“There are some incredibly good fakers,” he says. “Normally, a faker will recognise an artist they like and get to know their technique and copy it year-to year, week-to-week, but eventually, he will get caught.
“Sometimes pure fakes are painted on top of old paintings that were modern at that time,” he adds. “Fakers from the 18th century didn’t predict that we would someday have the knowledge to analyse their techniques.”
Depending on the problem and the artwork, Simon may call on an expert of a particular artist or period, or of a particular problem, say a wood specialist who can analyse warpage and tree rings. “We’re a bit like the doctors on Harley Street where people come in with all sorts of ailments,” he says.
“Some treatments are carried out quickly, but a massive heart problem is quite invasive with a lot of people involved.
“For a major treatment on a famous painting, we try to cross-reference with people who have a good knowledge of the issue.”
Simon also studies the technique of a painter and looks out for “tell-tale signs” to figure out if the painting was painted by the hand of a faker, a great master or by their studio team.
“Some of the greatest painters were so miraculous at what they did and their paintings are extraordinary works of art. No matter how good the students working in their studios were, they were not as great.

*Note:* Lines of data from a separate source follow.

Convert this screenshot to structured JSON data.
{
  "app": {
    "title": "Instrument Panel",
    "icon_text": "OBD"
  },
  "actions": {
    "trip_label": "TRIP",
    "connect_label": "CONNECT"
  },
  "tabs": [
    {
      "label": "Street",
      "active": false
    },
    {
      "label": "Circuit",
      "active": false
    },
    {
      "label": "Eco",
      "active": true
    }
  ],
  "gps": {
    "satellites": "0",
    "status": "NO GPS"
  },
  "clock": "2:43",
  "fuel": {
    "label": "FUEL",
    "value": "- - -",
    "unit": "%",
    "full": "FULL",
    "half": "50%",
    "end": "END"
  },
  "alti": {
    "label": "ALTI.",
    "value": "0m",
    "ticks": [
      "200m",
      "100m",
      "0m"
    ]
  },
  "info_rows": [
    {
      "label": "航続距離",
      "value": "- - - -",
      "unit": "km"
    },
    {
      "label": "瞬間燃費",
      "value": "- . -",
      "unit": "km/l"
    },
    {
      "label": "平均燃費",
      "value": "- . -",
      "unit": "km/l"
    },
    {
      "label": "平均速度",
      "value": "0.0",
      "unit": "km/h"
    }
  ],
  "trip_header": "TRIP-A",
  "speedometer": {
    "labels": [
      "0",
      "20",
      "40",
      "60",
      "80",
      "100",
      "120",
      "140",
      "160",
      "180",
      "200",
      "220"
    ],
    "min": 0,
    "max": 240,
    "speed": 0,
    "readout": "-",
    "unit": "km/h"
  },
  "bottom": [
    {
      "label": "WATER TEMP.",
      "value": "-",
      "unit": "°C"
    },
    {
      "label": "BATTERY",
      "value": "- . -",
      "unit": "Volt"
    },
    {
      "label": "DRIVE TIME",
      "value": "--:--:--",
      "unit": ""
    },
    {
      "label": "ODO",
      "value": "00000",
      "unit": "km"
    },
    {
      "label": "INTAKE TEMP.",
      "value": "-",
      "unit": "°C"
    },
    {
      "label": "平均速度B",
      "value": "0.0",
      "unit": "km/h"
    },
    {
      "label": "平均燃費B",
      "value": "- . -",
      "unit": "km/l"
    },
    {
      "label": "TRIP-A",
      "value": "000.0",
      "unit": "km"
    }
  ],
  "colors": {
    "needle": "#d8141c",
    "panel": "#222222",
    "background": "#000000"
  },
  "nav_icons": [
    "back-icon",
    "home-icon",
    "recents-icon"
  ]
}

“They didn’t live and breathe what they were painting,” Simon goes on to say. “For them, it was a job. They were craftsmen and they were employed because they were good copyists.”
He gives the example of Flemish painter Rubens whose large workshop team were tasked with completing the larger, years-long commissions. Although these paintings wore his signature, they didn’t carry the tiny details that have become the painter’s trademark.
“When Rubens painted the eye of a portrait,” Simon explains,” he would turn the brush around and use the handle to scratch the eyelash into the wet paint.
“It’s a little technique you can see,” he adds, “and nine times out of 10, he’s done it.”
Simon says it is a privilege to work on paintings made by the world’s greatest artists, even though at times, he doesn’t realise what he is working on until towards the end of the process (case in point: the Raphael which sits on his desk that came to him looking like a 20th century poster covered in dirt and overpaint).
However, getting up close to these masterpieces offers him a simpler pleasure too.
“A good painting, in good condition,” he says, “is a cracking thing to look at.”